Repeat each entry. Keep every line exactly as it is.

======== Extracted material ========

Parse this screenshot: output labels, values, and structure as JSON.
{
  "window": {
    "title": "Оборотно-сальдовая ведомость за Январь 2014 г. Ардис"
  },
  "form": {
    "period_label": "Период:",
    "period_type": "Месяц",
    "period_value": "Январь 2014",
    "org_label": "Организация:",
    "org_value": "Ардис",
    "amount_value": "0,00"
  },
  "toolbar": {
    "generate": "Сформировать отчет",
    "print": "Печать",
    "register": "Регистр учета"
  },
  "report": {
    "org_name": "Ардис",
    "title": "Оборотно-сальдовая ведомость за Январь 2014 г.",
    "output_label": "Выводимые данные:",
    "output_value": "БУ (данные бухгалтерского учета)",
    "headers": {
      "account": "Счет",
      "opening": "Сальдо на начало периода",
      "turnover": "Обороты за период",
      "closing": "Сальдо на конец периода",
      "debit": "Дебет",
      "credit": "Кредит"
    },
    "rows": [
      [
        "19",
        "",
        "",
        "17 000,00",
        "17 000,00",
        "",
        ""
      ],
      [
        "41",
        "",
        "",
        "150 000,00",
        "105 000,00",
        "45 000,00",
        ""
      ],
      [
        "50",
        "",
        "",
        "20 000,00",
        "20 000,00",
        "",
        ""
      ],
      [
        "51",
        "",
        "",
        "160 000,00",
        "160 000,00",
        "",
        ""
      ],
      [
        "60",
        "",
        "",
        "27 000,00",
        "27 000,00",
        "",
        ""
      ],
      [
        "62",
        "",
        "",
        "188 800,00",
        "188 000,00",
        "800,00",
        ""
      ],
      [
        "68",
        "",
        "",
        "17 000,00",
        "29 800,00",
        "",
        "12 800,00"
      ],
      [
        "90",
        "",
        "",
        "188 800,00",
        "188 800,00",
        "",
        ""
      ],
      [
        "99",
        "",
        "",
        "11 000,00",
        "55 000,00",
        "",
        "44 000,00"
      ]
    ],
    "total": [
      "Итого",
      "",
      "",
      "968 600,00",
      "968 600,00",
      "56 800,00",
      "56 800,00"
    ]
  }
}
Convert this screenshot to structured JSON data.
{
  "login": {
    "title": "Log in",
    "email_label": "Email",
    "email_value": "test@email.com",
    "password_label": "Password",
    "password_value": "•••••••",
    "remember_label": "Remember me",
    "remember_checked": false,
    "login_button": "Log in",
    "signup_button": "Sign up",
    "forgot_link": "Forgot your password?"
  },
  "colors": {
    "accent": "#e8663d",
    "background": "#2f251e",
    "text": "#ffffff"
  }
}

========

§ **Answer space**:
Parse this screenshot: output labels, values, and structure as JSON.
{
  "window": {
    "title": "Оборотно-сальдовая ведомость за Январь 2014 г. Ардис"
  },
  "form": {
    "period_label": "Период:",
    "period_type": "Месяц",
    "period_value": "Январь 2014",
    "org_label": "Организация:",
    "org_value": "Ардис",
    "amount_value": "0,00"
  },
  "toolbar": {
    "generate": "Сформировать отчет",
    "print": "Печать",
    "register": "Регистр учета"
  },
  "report": {
    "org_name": "Ардис",
    "title": "Оборотно-сальдовая ведомость за Январь 2014 г.",
    "output_label": "Выводимые данные:",
    "output_value": "БУ (данные бухгалтерского учета)",
    "headers": {
      "account": "Счет",
      "opening": "Сальдо на начало периода",
      "turnover": "Обороты за период",
      "closing": "Сальдо на конец периода",
      "debit": "Дебет",
      "credit": "Кредит"
    },
    "rows": [
      [
        "19",
        "",
        "",
        "17 000,00",
        "17 000,00",
        "",
        ""
      ],
      [
        "41",
        "",
        "",
        "150 000,00",
        "105 000,00",
        "45 000,00",
        ""
      ],
      [
        "50",
        "",
        "",
        "20 000,00",
        "20 000,00",
        "",
        ""
      ],
      [
        "51",
        "",
        "",
        "160 000,00",
        "160 000,00",
        "",
        ""
      ],
      [
        "60",
        "",
        "",
        "27 000,00",
        "27 000,00",
        "",
        ""
      ],
      [
        "62",
        "",
        "",
        "188 800,00",
        "188 000,00",
        "800,00",
        ""
      ],
      [
        "68",
        "",
        "",
        "17 000,00",
        "29 800,00",
        "",
        "12 800,00"
      ],
      [
        "90",
        "",
        "",
        "188 800,00",
        "188 800,00",
        "",
        ""
      ],
      [
        "99",
        "",
        "",
        "11 000,00",
        "55 000,00",
        "",
        "44 000,00"
      ]
    ],
    "total": [
      "Итого",
      "",
      "",
      "968 600,00",
      "968 600,00",
      "56 800,00",
      "56 800,00"
    ]
  }
}
Convert this screenshot to structured JSON data.
{
  "login": {
    "title": "Log in",
    "email_label": "Email",
    "email_value": "test@email.com",
    "password_label": "Password",
    "password_value": "•••••••",
    "remember_label": "Remember me",
    "remember_checked": false,
    "login_button": "Log in",
    "signup_button": "Sign up",
    "forgot_link": "Forgot your password?"
  },
  "colors": {
    "accent": "#e8663d",
    "background": "#2f251e",
    "text": "#ffffff"
  }
}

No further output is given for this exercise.